» INPUT MATERIAL:
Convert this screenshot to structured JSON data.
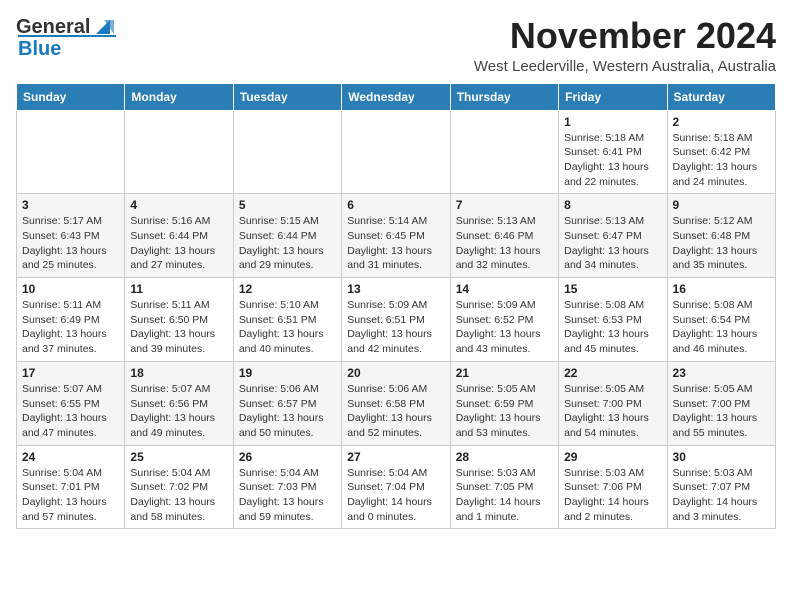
{
  "header": {
    "title": "November 2024",
    "subtitle": "West Leederville, Western Australia, Australia",
    "logo_general": "General",
    "logo_blue": "Blue"
  },
  "calendar": {
    "days_of_week": [
      "Sunday",
      "Monday",
      "Tuesday",
      "Wednesday",
      "Thursday",
      "Friday",
      "Saturday"
    ],
    "weeks": [
      [
        {
          "day": "",
          "info": ""
        },
        {
          "day": "",
          "info": ""
        },
        {
          "day": "",
          "info": ""
        },
        {
          "day": "",
          "info": ""
        },
        {
          "day": "",
          "info": ""
        },
        {
          "day": "1",
          "info": "Sunrise: 5:18 AM\nSunset: 6:41 PM\nDaylight: 13 hours\nand 22 minutes."
        },
        {
          "day": "2",
          "info": "Sunrise: 5:18 AM\nSunset: 6:42 PM\nDaylight: 13 hours\nand 24 minutes."
        }
      ],
      [
        {
          "day": "3",
          "info": "Sunrise: 5:17 AM\nSunset: 6:43 PM\nDaylight: 13 hours\nand 25 minutes."
        },
        {
          "day": "4",
          "info": "Sunrise: 5:16 AM\nSunset: 6:44 PM\nDaylight: 13 hours\nand 27 minutes."
        },
        {
          "day": "5",
          "info": "Sunrise: 5:15 AM\nSunset: 6:44 PM\nDaylight: 13 hours\nand 29 minutes."
        },
        {
          "day": "6",
          "info": "Sunrise: 5:14 AM\nSunset: 6:45 PM\nDaylight: 13 hours\nand 31 minutes."
        },
        {
          "day": "7",
          "info": "Sunrise: 5:13 AM\nSunset: 6:46 PM\nDaylight: 13 hours\nand 32 minutes."
        },
        {
          "day": "8",
          "info": "Sunrise: 5:13 AM\nSunset: 6:47 PM\nDaylight: 13 hours\nand 34 minutes."
        },
        {
          "day": "9",
          "info": "Sunrise: 5:12 AM\nSunset: 6:48 PM\nDaylight: 13 hours\nand 35 minutes."
        }
      ],
      [
        {
          "day": "10",
          "info": "Sunrise: 5:11 AM\nSunset: 6:49 PM\nDaylight: 13 hours\nand 37 minutes."
        },
        {
          "day": "11",
          "info": "Sunrise: 5:11 AM\nSunset: 6:50 PM\nDaylight: 13 hours\nand 39 minutes."
        },
        {
          "day": "12",
          "info": "Sunrise: 5:10 AM\nSunset: 6:51 PM\nDaylight: 13 hours\nand 40 minutes."
        },
        {
          "day": "13",
          "info": "Sunrise: 5:09 AM\nSunset: 6:51 PM\nDaylight: 13 hours\nand 42 minutes."
        },
        {
          "day": "14",
          "info": "Sunrise: 5:09 AM\nSunset: 6:52 PM\nDaylight: 13 hours\nand 43 minutes."
        },
        {
          "day": "15",
          "info": "Sunrise: 5:08 AM\nSunset: 6:53 PM\nDaylight: 13 hours\nand 45 minutes."
        },
        {
          "day": "16",
          "info": "Sunrise: 5:08 AM\nSunset: 6:54 PM\nDaylight: 13 hours\nand 46 minutes."
        }
      ],
      [
        {
          "day": "17",
          "info": "Sunrise: 5:07 AM\nSunset: 6:55 PM\nDaylight: 13 hours\nand 47 minutes."
        },
        {
          "day": "18",
          "info": "Sunrise: 5:07 AM\nSunset: 6:56 PM\nDaylight: 13 hours\nand 49 minutes."
        },
        {
          "day": "19",
          "info": "Sunrise: 5:06 AM\nSunset: 6:57 PM\nDaylight: 13 hours\nand 50 minutes."
        },
        {
          "day": "20",
          "info": "Sunrise: 5:06 AM\nSunset: 6:58 PM\nDaylight: 13 hours\nand 52 minutes."
        },
        {
          "day": "21",
          "info": "Sunrise: 5:05 AM\nSunset: 6:59 PM\nDaylight: 13 hours\nand 53 minutes."
        },
        {
          "day": "22",
          "info": "Sunrise: 5:05 AM\nSunset: 7:00 PM\nDaylight: 13 hours\nand 54 minutes."
        },
        {
          "day": "23",
          "info": "Sunrise: 5:05 AM\nSunset: 7:00 PM\nDaylight: 13 hours\nand 55 minutes."
        }
      ],
      [
        {
          "day": "24",
          "info": "Sunrise: 5:04 AM\nSunset: 7:01 PM\nDaylight: 13 hours\nand 57 minutes."
        },
        {
          "day": "25",
          "info": "Sunrise: 5:04 AM\nSunset: 7:02 PM\nDaylight: 13 hours\nand 58 minutes."
        },
        {
          "day": "26",
          "info": "Sunrise: 5:04 AM\nSunset: 7:03 PM\nDaylight: 13 hours\nand 59 minutes."
        },
        {
          "day": "27",
          "info": "Sunrise: 5:04 AM\nSunset: 7:04 PM\nDaylight: 14 hours\nand 0 minutes."
        },
        {
          "day": "28",
          "info": "Sunrise: 5:03 AM\nSunset: 7:05 PM\nDaylight: 14 hours\nand 1 minute."
        },
        {
          "day": "29",
          "info": "Sunrise: 5:03 AM\nSunset: 7:06 PM\nDaylight: 14 hours\nand 2 minutes."
        },
        {
          "day": "30",
          "info": "Sunrise: 5:03 AM\nSunset: 7:07 PM\nDaylight: 14 hours\nand 3 minutes."
        }
      ]
    ]
  }
}
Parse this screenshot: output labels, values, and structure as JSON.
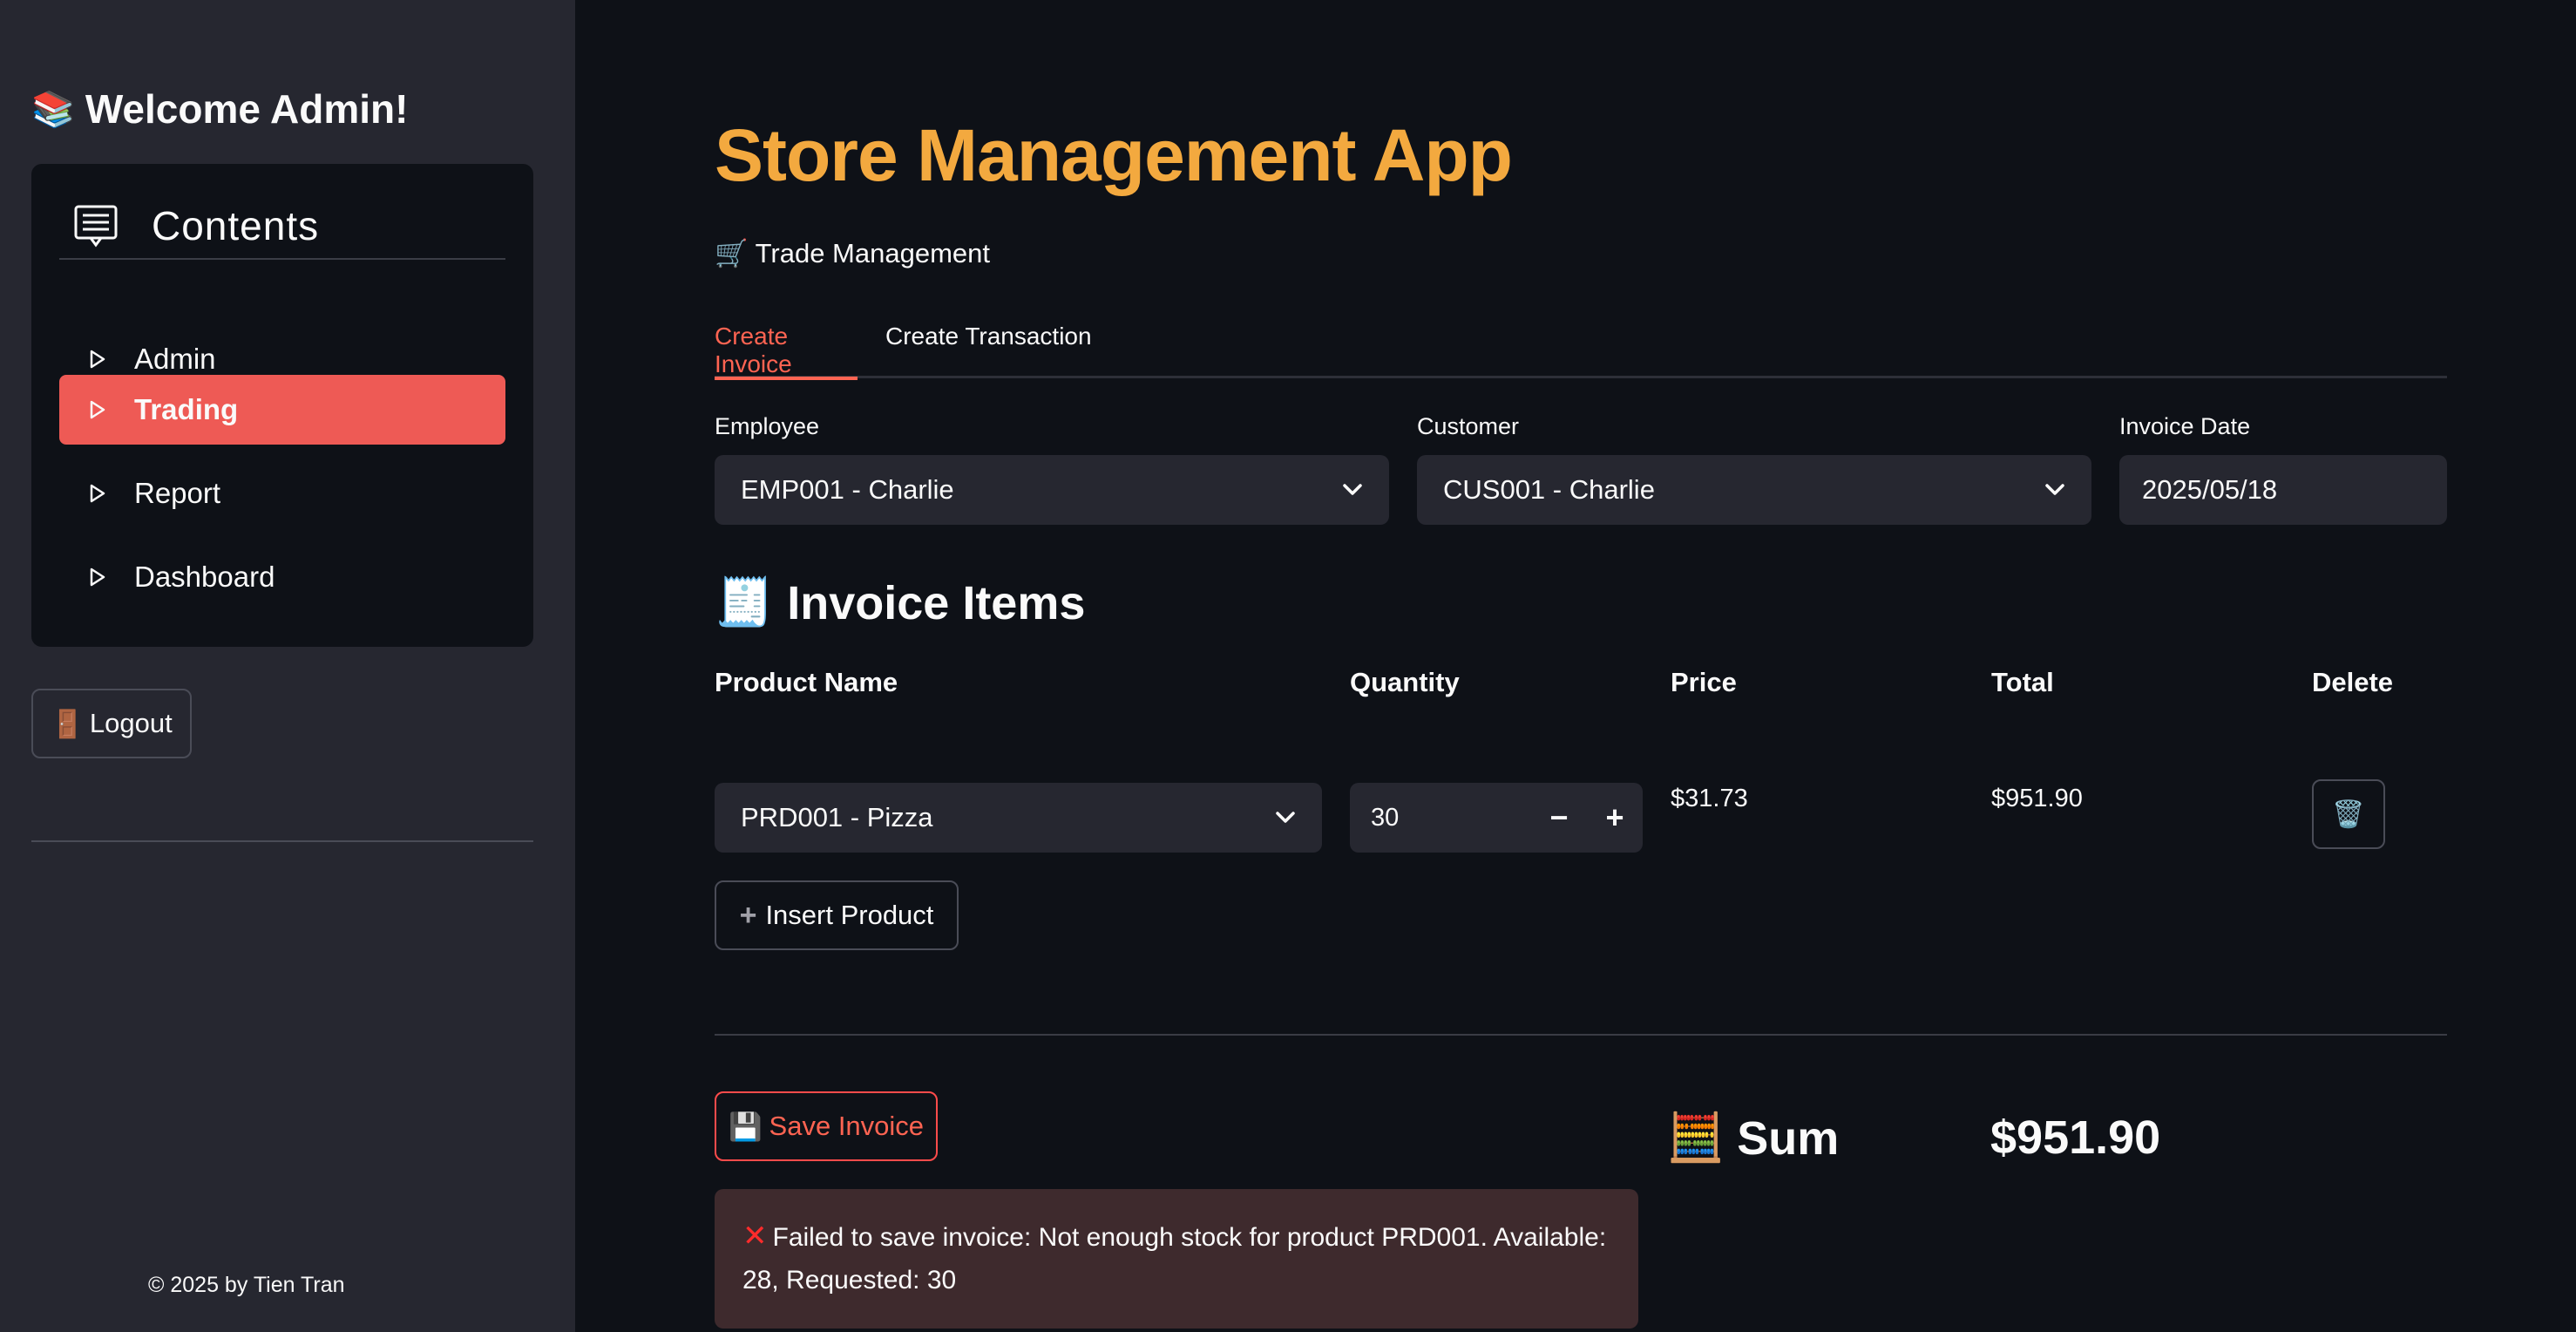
{
  "sidebar": {
    "welcome": "Welcome Admin!",
    "welcome_icon": "books-icon",
    "menu_title": "Contents",
    "menu_items": [
      {
        "label": "Admin",
        "active": false
      },
      {
        "label": "Trading",
        "active": true
      },
      {
        "label": "Report",
        "active": false
      },
      {
        "label": "Dashboard",
        "active": false
      }
    ],
    "logout_label": "Logout",
    "copyright": "© 2025 by Tien Tran"
  },
  "main": {
    "app_title": "Store Management App",
    "subtitle": "Trade Management",
    "tabs": [
      {
        "label": "Create Invoice",
        "active": true
      },
      {
        "label": "Create Transaction",
        "active": false
      }
    ],
    "employee": {
      "label": "Employee",
      "value": "EMP001 - Charlie"
    },
    "customer": {
      "label": "Customer",
      "value": "CUS001 - Charlie"
    },
    "invoice_date": {
      "label": "Invoice Date",
      "value": "2025/05/18"
    },
    "invoice_items_title": "Invoice Items",
    "columns": [
      "Product Name",
      "Quantity",
      "Price",
      "Total",
      "Delete"
    ],
    "items": [
      {
        "product": "PRD001 - Pizza",
        "quantity": "30",
        "price": "$31.73",
        "total": "$951.90"
      }
    ],
    "insert_product_label": "Insert Product",
    "save_invoice_label": "Save Invoice",
    "sum_label": "Sum",
    "sum_value": "$951.90",
    "error_message": "Failed to save invoice: Not enough stock for product PRD001. Available: 28, Requested: 30"
  },
  "colors": {
    "accent": "#ee5a55",
    "title": "#f3a93f",
    "background": "#0e1117",
    "sidebar": "#262730",
    "error_bg": "#3e2a2d"
  }
}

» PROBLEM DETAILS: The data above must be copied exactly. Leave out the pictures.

» SOLUTION:
Convert this screenshot to structured JSON data.
{
  "header": {
    "title": "November 2024",
    "subtitle": "West Leederville, Western Australia, Australia",
    "logo_general": "General",
    "logo_blue": "Blue"
  },
  "calendar": {
    "days_of_week": [
      "Sunday",
      "Monday",
      "Tuesday",
      "Wednesday",
      "Thursday",
      "Friday",
      "Saturday"
    ],
    "weeks": [
      [
        {
          "day": "",
          "info": ""
        },
        {
          "day": "",
          "info": ""
        },
        {
          "day": "",
          "info": ""
        },
        {
          "day": "",
          "info": ""
        },
        {
          "day": "",
          "info": ""
        },
        {
          "day": "1",
          "info": "Sunrise: 5:18 AM\nSunset: 6:41 PM\nDaylight: 13 hours\nand 22 minutes."
        },
        {
          "day": "2",
          "info": "Sunrise: 5:18 AM\nSunset: 6:42 PM\nDaylight: 13 hours\nand 24 minutes."
        }
      ],
      [
        {
          "day": "3",
          "info": "Sunrise: 5:17 AM\nSunset: 6:43 PM\nDaylight: 13 hours\nand 25 minutes."
        },
        {
          "day": "4",
          "info": "Sunrise: 5:16 AM\nSunset: 6:44 PM\nDaylight: 13 hours\nand 27 minutes."
        },
        {
          "day": "5",
          "info": "Sunrise: 5:15 AM\nSunset: 6:44 PM\nDaylight: 13 hours\nand 29 minutes."
        },
        {
          "day": "6",
          "info": "Sunrise: 5:14 AM\nSunset: 6:45 PM\nDaylight: 13 hours\nand 31 minutes."
        },
        {
          "day": "7",
          "info": "Sunrise: 5:13 AM\nSunset: 6:46 PM\nDaylight: 13 hours\nand 32 minutes."
        },
        {
          "day": "8",
          "info": "Sunrise: 5:13 AM\nSunset: 6:47 PM\nDaylight: 13 hours\nand 34 minutes."
        },
        {
          "day": "9",
          "info": "Sunrise: 5:12 AM\nSunset: 6:48 PM\nDaylight: 13 hours\nand 35 minutes."
        }
      ],
      [
        {
          "day": "10",
          "info": "Sunrise: 5:11 AM\nSunset: 6:49 PM\nDaylight: 13 hours\nand 37 minutes."
        },
        {
          "day": "11",
          "info": "Sunrise: 5:11 AM\nSunset: 6:50 PM\nDaylight: 13 hours\nand 39 minutes."
        },
        {
          "day": "12",
          "info": "Sunrise: 5:10 AM\nSunset: 6:51 PM\nDaylight: 13 hours\nand 40 minutes."
        },
        {
          "day": "13",
          "info": "Sunrise: 5:09 AM\nSunset: 6:51 PM\nDaylight: 13 hours\nand 42 minutes."
        },
        {
          "day": "14",
          "info": "Sunrise: 5:09 AM\nSunset: 6:52 PM\nDaylight: 13 hours\nand 43 minutes."
        },
        {
          "day": "15",
          "info": "Sunrise: 5:08 AM\nSunset: 6:53 PM\nDaylight: 13 hours\nand 45 minutes."
        },
        {
          "day": "16",
          "info": "Sunrise: 5:08 AM\nSunset: 6:54 PM\nDaylight: 13 hours\nand 46 minutes."
        }
      ],
      [
        {
          "day": "17",
          "info": "Sunrise: 5:07 AM\nSunset: 6:55 PM\nDaylight: 13 hours\nand 47 minutes."
        },
        {
          "day": "18",
          "info": "Sunrise: 5:07 AM\nSunset: 6:56 PM\nDaylight: 13 hours\nand 49 minutes."
        },
        {
          "day": "19",
          "info": "Sunrise: 5:06 AM\nSunset: 6:57 PM\nDaylight: 13 hours\nand 50 minutes."
        },
        {
          "day": "20",
          "info": "Sunrise: 5:06 AM\nSunset: 6:58 PM\nDaylight: 13 hours\nand 52 minutes."
        },
        {
          "day": "21",
          "info": "Sunrise: 5:05 AM\nSunset: 6:59 PM\nDaylight: 13 hours\nand 53 minutes."
        },
        {
          "day": "22",
          "info": "Sunrise: 5:05 AM\nSunset: 7:00 PM\nDaylight: 13 hours\nand 54 minutes."
        },
        {
          "day": "23",
          "info": "Sunrise: 5:05 AM\nSunset: 7:00 PM\nDaylight: 13 hours\nand 55 minutes."
        }
      ],
      [
        {
          "day": "24",
          "info": "Sunrise: 5:04 AM\nSunset: 7:01 PM\nDaylight: 13 hours\nand 57 minutes."
        },
        {
          "day": "25",
          "info": "Sunrise: 5:04 AM\nSunset: 7:02 PM\nDaylight: 13 hours\nand 58 minutes."
        },
        {
          "day": "26",
          "info": "Sunrise: 5:04 AM\nSunset: 7:03 PM\nDaylight: 13 hours\nand 59 minutes."
        },
        {
          "day": "27",
          "info": "Sunrise: 5:04 AM\nSunset: 7:04 PM\nDaylight: 14 hours\nand 0 minutes."
        },
        {
          "day": "28",
          "info": "Sunrise: 5:03 AM\nSunset: 7:05 PM\nDaylight: 14 hours\nand 1 minute."
        },
        {
          "day": "29",
          "info": "Sunrise: 5:03 AM\nSunset: 7:06 PM\nDaylight: 14 hours\nand 2 minutes."
        },
        {
          "day": "30",
          "info": "Sunrise: 5:03 AM\nSunset: 7:07 PM\nDaylight: 14 hours\nand 3 minutes."
        }
      ]
    ]
  }
}
Parse this screenshot: output labels, values, and structure as JSON.
{
  "sidebar": {
    "welcome": "Welcome Admin!",
    "welcome_icon": "books-icon",
    "menu_title": "Contents",
    "menu_items": [
      {
        "label": "Admin",
        "active": false
      },
      {
        "label": "Trading",
        "active": true
      },
      {
        "label": "Report",
        "active": false
      },
      {
        "label": "Dashboard",
        "active": false
      }
    ],
    "logout_label": "Logout",
    "copyright": "© 2025 by Tien Tran"
  },
  "main": {
    "app_title": "Store Management App",
    "subtitle": "Trade Management",
    "tabs": [
      {
        "label": "Create Invoice",
        "active": true
      },
      {
        "label": "Create Transaction",
        "active": false
      }
    ],
    "employee": {
      "label": "Employee",
      "value": "EMP001 - Charlie"
    },
    "customer": {
      "label": "Customer",
      "value": "CUS001 - Charlie"
    },
    "invoice_date": {
      "label": "Invoice Date",
      "value": "2025/05/18"
    },
    "invoice_items_title": "Invoice Items",
    "columns": [
      "Product Name",
      "Quantity",
      "Price",
      "Total",
      "Delete"
    ],
    "items": [
      {
        "product": "PRD001 - Pizza",
        "quantity": "30",
        "price": "$31.73",
        "total": "$951.90"
      }
    ],
    "insert_product_label": "Insert Product",
    "save_invoice_label": "Save Invoice",
    "sum_label": "Sum",
    "sum_value": "$951.90",
    "error_message": "Failed to save invoice: Not enough stock for product PRD001. Available: 28, Requested: 30"
  },
  "colors": {
    "accent": "#ee5a55",
    "title": "#f3a93f",
    "background": "#0e1117",
    "sidebar": "#262730",
    "error_bg": "#3e2a2d"
  }
}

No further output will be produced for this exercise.